Earlier surgery may be better for early-onset type 2 diabetes

Research indicates that prompt surgical intervention may maximise the chances of patients with early-onset Type 2 diabetes attaining remission.

The study, published just after the endorsement of metabolic operation by multiple diabetes societies, reveals significantly greater weight loss and higher rates of Type 2 diabetes remission in patients diagnosed when younger than 40 years than in those that were older at diagnosis.

And there was a strong association between shorter duration of diabetes and likelihood of remission, especially among patients with early-onset diabetes, report Wei-Jei Lee (Min-Sheng General Hospital, Taoyuan City, Taiwan) and colleagues.

This is despite the two groups overall having a similar duration of diabetes, at 3.7 years in the 339 patients with early-onset diabetes and 3.8 years in the 219 patients with late-onset diabetes. Early-onset patients had significantly poorer glycaemic control at baseline, yet remission rates (glycated haemoglobin 6.0%) were 56.9% versus 50.2% after 1 year, and 65.3% versus 54.2% after 5 years.

However, this signals a substantial percentage of patients with persistent diabetes, which commentators David Harris and Ali Tavakkoli, from Brigham and Women's Hospital and Harvard Medical School in Boston, Massachusetts, USA, describe as "an Achilles heel of bariatric surgery".

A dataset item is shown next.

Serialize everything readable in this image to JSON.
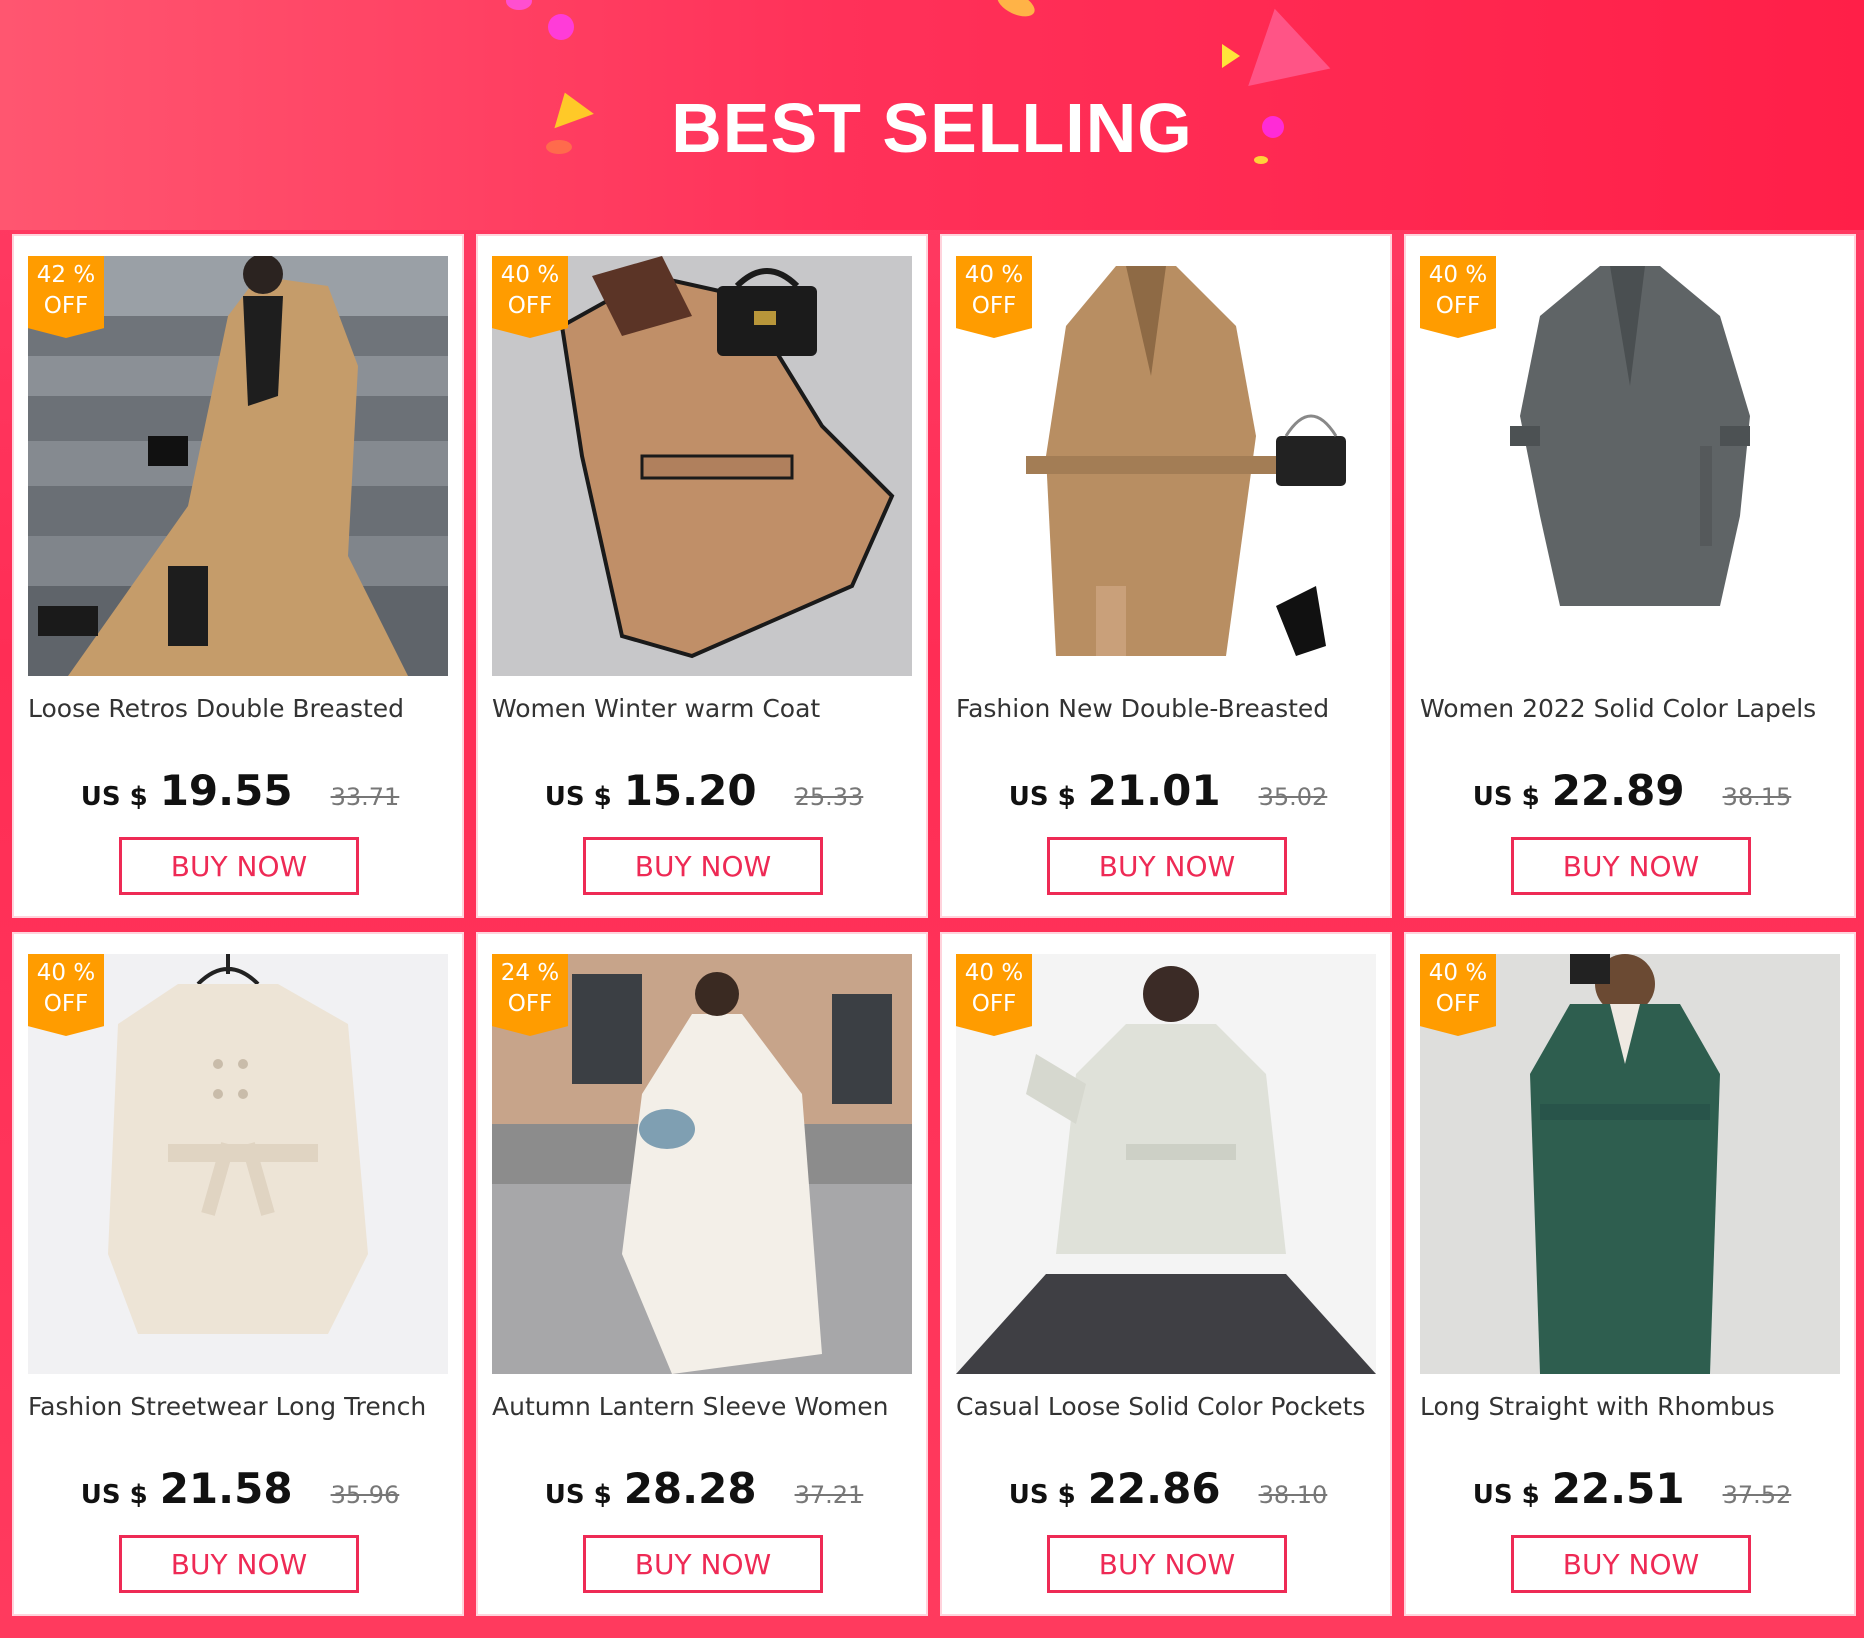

"So, identifying mark of long-term Type 2 symptoms of diabetes remission is, and will continue to be, an area of substantial curiosity about the subject", they write in JAMA Surgery